Dataset rows describing interfaces:
__________________________________________________
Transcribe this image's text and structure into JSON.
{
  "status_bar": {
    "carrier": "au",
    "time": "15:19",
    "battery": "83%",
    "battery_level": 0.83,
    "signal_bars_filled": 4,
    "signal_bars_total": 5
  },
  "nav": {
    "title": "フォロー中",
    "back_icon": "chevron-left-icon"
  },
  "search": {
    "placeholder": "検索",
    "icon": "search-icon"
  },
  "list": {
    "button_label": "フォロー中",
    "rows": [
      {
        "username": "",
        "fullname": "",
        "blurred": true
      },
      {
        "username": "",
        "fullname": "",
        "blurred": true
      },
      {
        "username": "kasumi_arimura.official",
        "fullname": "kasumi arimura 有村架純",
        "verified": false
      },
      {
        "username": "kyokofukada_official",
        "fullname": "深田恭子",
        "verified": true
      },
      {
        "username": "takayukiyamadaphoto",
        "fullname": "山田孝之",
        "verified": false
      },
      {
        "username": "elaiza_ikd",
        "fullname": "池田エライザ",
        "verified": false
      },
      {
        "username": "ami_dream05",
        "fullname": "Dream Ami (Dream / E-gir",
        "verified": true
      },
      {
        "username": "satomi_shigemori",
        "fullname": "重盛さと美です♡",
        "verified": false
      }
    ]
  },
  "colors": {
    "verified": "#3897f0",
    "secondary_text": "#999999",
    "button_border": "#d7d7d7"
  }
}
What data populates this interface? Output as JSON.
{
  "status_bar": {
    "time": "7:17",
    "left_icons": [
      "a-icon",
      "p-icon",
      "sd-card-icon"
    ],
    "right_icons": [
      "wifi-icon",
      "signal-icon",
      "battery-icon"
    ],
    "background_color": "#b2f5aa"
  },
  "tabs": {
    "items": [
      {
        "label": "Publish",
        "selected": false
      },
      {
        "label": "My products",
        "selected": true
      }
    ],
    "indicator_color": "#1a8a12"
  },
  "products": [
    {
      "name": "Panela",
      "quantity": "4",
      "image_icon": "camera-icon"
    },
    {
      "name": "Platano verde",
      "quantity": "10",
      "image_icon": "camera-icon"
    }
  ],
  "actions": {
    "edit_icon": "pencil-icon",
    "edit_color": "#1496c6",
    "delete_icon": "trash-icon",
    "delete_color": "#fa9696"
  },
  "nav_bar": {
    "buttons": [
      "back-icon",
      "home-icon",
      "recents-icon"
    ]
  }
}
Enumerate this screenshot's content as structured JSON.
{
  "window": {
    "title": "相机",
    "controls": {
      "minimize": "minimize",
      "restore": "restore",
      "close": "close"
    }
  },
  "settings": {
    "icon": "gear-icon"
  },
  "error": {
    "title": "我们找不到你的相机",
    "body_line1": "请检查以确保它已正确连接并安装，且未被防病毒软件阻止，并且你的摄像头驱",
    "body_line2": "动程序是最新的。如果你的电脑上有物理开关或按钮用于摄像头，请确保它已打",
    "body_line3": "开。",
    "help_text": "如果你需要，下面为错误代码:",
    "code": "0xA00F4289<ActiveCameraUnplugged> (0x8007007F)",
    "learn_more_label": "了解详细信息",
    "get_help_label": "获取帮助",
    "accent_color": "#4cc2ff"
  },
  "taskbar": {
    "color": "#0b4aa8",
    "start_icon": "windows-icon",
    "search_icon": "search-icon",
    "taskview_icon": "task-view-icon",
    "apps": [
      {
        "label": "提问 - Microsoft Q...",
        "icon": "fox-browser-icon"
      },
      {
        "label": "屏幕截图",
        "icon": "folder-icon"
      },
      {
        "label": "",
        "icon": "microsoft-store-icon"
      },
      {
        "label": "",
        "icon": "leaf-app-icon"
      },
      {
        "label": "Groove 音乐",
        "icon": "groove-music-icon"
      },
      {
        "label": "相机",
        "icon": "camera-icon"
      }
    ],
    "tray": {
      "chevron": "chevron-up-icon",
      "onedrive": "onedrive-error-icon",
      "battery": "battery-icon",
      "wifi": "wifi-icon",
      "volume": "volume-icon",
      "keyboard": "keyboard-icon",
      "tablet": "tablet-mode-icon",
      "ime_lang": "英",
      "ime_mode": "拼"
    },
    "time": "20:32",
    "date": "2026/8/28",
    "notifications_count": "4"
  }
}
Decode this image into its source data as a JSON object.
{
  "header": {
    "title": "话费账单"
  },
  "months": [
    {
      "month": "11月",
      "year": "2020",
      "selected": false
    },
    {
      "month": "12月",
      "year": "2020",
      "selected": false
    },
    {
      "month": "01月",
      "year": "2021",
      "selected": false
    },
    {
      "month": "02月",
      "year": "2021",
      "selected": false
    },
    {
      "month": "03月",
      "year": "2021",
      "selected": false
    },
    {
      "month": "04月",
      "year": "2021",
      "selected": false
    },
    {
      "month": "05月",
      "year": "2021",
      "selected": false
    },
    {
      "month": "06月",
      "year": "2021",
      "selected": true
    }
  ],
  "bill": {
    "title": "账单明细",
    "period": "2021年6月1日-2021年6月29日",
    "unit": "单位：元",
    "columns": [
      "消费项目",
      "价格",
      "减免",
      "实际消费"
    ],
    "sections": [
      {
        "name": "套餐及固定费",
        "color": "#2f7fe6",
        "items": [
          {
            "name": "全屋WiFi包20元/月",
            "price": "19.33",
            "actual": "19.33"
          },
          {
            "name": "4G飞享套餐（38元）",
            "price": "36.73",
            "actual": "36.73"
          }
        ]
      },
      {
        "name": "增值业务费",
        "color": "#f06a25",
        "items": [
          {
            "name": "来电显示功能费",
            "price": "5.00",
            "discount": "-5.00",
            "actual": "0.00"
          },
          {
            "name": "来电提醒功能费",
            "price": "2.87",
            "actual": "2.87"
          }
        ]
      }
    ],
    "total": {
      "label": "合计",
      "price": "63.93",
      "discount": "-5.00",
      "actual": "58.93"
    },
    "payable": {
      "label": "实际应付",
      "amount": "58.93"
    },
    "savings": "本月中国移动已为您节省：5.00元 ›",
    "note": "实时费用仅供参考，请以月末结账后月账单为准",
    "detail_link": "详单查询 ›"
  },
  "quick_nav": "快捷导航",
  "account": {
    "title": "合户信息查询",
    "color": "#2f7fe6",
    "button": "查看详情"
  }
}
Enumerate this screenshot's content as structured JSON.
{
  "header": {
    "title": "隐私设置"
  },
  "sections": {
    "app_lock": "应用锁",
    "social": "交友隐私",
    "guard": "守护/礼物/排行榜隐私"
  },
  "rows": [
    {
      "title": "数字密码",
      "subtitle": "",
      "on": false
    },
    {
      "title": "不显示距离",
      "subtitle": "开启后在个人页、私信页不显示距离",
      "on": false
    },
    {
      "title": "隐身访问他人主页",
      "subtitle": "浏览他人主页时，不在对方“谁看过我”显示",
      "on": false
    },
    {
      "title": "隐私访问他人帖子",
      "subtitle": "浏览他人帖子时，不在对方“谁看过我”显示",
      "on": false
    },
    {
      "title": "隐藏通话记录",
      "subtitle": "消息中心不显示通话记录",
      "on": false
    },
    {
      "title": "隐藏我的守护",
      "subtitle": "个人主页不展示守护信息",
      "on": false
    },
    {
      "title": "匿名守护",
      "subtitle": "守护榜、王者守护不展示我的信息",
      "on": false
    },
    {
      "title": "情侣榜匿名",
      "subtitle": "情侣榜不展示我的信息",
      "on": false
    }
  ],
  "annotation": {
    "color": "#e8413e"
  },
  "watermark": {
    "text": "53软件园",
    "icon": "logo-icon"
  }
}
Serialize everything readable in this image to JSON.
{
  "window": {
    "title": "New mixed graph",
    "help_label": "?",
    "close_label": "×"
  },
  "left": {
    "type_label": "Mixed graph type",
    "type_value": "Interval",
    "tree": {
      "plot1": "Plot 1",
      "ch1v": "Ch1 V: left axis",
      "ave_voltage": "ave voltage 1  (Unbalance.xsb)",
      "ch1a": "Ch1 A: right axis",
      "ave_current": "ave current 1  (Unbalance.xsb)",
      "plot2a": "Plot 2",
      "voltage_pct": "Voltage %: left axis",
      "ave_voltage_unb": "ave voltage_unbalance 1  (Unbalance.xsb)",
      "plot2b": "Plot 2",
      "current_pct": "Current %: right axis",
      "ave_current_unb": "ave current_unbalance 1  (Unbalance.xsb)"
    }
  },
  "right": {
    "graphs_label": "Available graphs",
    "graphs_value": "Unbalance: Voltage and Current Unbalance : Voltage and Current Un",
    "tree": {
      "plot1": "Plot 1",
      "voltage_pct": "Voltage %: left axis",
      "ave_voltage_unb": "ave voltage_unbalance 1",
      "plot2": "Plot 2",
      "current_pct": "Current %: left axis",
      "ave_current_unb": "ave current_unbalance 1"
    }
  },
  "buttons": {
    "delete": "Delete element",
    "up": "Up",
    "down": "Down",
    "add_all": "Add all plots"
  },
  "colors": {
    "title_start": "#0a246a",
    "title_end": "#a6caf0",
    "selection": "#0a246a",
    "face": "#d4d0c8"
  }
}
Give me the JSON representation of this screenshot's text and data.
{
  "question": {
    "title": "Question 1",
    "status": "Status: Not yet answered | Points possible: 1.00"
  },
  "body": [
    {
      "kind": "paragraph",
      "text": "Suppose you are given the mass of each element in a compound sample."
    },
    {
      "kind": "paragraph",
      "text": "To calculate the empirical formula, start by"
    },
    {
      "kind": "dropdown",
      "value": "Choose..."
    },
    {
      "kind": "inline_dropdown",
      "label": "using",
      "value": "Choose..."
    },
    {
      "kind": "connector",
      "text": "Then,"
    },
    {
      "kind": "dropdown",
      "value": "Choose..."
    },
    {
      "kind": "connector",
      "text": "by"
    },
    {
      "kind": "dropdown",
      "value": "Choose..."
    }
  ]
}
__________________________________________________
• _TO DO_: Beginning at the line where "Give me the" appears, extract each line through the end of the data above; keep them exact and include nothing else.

• _TASK SOLUTION_:
Give me the JSON representation of this screenshot's text and data.
{
  "question": {
    "title": "Question 1",
    "status": "Status: Not yet answered | Points possible: 1.00"
  },
  "body": [
    {
      "kind": "paragraph",
      "text": "Suppose you are given the mass of each element in a compound sample."
    },
    {
      "kind": "paragraph",
      "text": "To calculate the empirical formula, start by"
    },
    {
      "kind": "dropdown",
      "value": "Choose..."
    },
    {
      "kind": "inline_dropdown",
      "label": "using",
      "value": "Choose..."
    },
    {
      "kind": "connector",
      "text": "Then,"
    },
    {
      "kind": "dropdown",
      "value": "Choose..."
    },
    {
      "kind": "connector",
      "text": "by"
    },
    {
      "kind": "dropdown",
      "value": "Choose..."
    }
  ]
}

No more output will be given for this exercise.